Occasionally, it becomes necessary or desirable to remove residual mold release from either the molded parts or the substrate.
This can be accomplished in either of the following two ways:
1) Washing with a suitable solvent, or
2) Emulsifying with a suitable detergent and water solution.
If a solvent system is used to remove the mold release, care must be taken to assure that the solvent does not adversely affect the plastic part or the substrate. We do not recommend the use of successive dip tanks since the subsequent tanks quickly become contaminated with small traces of release agent which are re-deposited on the piece, thereby rendering the removal ineffective. A vapor degreaser would be the method of choice for removing mold release with a solvent.
Our mold releases are also soluble in the aromatic solvents such as xylene; aliphatic solvents such as white gasoline and VM&P Naphtha; and chlorinated solvents such as perchloroethylene and trichloroethylene (although we generally the use of chlorinated solvents). Our mold releases are not soluble in any of the alcohols or acetone.
Mold release may also be removed by immersing the parts in a solution of water and detergent to emulsify the mold release agent. Warmer water will do a better job emulsifying than cold water. If the parts are small they may be placed in a nylon mesh bag. Larger parts may be immersed in a tank containing water and detergent and then hosed off with fresh running water. We do not recommend successive dip tanks here, either, for the same reason as stated above. Suitable detergents include lemon-scented Joy or commercial dishwashing compounds such as Cascade. Cascade has low foaming properties whereas lemon-scented Joy, which seems more effective, has high foaming characteristics. Tri-Sodium Phosphate (T.S.P.) is also a good emulsifier.

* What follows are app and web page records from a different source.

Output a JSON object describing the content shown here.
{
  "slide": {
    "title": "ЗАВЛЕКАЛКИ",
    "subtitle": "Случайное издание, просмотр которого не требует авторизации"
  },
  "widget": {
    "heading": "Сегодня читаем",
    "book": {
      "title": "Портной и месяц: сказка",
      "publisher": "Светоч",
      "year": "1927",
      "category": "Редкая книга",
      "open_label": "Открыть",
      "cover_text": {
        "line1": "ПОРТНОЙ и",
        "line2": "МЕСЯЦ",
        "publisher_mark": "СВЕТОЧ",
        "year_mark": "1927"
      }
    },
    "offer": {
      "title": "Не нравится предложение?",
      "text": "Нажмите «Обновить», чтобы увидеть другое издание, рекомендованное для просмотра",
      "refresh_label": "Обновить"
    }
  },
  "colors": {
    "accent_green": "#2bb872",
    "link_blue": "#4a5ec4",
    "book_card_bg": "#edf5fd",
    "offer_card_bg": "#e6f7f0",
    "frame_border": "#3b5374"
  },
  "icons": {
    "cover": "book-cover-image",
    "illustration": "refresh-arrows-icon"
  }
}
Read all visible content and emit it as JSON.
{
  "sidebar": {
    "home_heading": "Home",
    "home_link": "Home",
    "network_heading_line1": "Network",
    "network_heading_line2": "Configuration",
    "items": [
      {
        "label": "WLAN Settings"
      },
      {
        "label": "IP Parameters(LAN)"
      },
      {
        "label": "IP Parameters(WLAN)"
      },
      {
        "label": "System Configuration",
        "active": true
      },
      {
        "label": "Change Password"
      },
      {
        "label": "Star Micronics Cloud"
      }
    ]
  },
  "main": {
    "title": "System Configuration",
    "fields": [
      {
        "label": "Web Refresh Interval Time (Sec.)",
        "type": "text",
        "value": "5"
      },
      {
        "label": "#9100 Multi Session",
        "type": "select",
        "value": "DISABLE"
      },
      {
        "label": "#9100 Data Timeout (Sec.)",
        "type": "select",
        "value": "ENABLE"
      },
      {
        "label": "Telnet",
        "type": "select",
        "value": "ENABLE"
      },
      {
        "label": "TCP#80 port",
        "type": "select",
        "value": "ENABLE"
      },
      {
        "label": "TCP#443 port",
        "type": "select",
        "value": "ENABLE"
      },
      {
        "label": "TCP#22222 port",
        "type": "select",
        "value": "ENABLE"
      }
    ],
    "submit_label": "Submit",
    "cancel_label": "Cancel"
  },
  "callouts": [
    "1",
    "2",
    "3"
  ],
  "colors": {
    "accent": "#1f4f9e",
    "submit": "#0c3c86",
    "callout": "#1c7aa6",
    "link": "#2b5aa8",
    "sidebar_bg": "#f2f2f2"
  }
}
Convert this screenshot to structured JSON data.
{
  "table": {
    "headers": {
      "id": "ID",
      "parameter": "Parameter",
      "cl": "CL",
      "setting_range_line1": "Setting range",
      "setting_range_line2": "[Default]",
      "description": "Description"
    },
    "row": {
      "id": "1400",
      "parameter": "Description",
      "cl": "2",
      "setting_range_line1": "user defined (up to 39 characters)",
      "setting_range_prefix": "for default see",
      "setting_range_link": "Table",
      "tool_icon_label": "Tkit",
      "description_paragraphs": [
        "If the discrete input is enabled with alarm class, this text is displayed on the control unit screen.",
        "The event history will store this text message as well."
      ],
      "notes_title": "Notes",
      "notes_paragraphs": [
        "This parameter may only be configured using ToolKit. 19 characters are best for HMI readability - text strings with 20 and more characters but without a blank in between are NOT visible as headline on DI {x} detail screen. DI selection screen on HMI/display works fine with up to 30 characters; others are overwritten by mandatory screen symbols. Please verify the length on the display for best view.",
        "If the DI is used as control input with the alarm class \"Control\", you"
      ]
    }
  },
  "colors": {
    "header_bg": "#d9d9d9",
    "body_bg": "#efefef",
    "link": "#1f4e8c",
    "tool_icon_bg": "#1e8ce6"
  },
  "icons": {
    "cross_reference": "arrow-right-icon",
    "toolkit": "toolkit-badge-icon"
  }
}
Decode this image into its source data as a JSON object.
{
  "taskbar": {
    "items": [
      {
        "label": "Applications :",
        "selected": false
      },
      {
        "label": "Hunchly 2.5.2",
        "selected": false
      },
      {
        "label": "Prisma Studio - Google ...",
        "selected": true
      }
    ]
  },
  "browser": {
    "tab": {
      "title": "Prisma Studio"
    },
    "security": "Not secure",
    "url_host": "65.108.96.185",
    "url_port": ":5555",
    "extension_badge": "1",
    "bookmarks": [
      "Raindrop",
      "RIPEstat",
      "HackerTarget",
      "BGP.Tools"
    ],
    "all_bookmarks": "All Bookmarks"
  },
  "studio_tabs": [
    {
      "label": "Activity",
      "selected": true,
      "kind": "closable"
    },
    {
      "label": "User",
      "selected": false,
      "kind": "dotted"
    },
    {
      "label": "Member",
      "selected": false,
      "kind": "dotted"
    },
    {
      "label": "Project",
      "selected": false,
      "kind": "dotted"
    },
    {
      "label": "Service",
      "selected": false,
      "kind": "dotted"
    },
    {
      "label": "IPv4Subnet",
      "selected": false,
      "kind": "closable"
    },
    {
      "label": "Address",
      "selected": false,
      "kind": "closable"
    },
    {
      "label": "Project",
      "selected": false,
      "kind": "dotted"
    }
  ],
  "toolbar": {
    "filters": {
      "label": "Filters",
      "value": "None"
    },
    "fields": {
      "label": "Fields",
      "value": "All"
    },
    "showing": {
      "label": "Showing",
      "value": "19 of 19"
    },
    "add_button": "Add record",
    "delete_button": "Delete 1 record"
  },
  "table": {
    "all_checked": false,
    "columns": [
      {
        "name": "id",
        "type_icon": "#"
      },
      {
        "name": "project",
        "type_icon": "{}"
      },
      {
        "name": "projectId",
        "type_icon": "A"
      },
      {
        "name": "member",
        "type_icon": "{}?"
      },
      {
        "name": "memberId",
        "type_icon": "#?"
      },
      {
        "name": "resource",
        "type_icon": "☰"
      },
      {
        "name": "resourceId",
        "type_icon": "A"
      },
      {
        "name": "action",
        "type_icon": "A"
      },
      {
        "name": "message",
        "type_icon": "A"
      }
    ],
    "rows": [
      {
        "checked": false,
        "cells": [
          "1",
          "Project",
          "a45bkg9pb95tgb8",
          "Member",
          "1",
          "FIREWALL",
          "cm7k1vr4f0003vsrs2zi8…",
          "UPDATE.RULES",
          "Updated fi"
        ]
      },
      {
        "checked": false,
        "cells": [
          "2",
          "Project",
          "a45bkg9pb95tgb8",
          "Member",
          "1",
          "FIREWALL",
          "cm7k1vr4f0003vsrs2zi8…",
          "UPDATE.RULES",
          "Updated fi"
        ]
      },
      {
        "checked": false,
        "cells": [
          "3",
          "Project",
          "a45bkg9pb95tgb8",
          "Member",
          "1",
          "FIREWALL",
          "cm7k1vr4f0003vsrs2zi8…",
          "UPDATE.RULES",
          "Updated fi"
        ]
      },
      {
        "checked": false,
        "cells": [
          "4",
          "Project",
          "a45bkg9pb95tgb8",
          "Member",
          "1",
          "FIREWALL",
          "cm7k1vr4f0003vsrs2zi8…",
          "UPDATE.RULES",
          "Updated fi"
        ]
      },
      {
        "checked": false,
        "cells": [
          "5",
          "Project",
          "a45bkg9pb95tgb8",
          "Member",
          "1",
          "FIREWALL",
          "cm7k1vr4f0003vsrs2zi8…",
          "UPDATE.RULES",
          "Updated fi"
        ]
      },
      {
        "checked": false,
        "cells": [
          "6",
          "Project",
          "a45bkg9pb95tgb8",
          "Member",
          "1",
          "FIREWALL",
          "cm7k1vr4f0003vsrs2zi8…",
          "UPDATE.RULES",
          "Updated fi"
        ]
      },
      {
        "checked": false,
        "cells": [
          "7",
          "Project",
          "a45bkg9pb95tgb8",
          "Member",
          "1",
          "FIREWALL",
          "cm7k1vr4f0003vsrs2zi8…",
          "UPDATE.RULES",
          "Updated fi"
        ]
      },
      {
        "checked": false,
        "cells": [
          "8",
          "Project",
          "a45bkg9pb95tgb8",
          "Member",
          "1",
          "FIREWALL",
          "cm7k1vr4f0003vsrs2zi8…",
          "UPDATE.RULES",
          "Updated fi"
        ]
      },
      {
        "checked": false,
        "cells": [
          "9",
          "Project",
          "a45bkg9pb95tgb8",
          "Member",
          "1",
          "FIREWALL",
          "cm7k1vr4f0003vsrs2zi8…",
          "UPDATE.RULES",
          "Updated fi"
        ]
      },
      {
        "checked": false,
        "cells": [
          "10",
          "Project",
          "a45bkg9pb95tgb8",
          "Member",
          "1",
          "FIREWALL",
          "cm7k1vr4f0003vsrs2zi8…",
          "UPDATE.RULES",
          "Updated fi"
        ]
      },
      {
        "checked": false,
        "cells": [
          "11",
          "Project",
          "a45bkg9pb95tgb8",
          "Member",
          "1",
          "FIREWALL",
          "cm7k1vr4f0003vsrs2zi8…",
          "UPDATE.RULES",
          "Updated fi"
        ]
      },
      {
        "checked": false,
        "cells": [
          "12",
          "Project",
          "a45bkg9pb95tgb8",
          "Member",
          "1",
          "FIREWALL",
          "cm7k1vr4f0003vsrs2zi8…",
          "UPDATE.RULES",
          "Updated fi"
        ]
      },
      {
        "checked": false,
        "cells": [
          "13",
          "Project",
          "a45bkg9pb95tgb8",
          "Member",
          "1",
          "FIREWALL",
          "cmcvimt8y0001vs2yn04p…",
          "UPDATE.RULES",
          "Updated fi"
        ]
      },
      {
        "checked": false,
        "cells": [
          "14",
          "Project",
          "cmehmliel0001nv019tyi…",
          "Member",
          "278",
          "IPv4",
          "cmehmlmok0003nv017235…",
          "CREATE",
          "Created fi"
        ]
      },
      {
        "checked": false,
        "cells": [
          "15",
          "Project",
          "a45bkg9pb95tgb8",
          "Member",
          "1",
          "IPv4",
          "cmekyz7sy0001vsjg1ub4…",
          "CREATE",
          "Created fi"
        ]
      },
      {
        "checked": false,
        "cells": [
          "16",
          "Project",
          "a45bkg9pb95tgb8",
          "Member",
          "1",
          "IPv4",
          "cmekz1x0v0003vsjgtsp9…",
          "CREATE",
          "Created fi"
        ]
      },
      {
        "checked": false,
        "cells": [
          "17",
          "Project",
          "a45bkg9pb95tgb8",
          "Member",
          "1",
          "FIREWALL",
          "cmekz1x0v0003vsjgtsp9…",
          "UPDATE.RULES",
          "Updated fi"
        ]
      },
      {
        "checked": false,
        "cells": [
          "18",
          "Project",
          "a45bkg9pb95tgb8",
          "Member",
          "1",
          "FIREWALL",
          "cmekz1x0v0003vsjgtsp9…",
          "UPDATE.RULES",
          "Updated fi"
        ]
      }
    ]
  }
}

Goggles or face masks and gloves should be worn when using automatic dishwasher detergents because of the high alkalinity of these materials.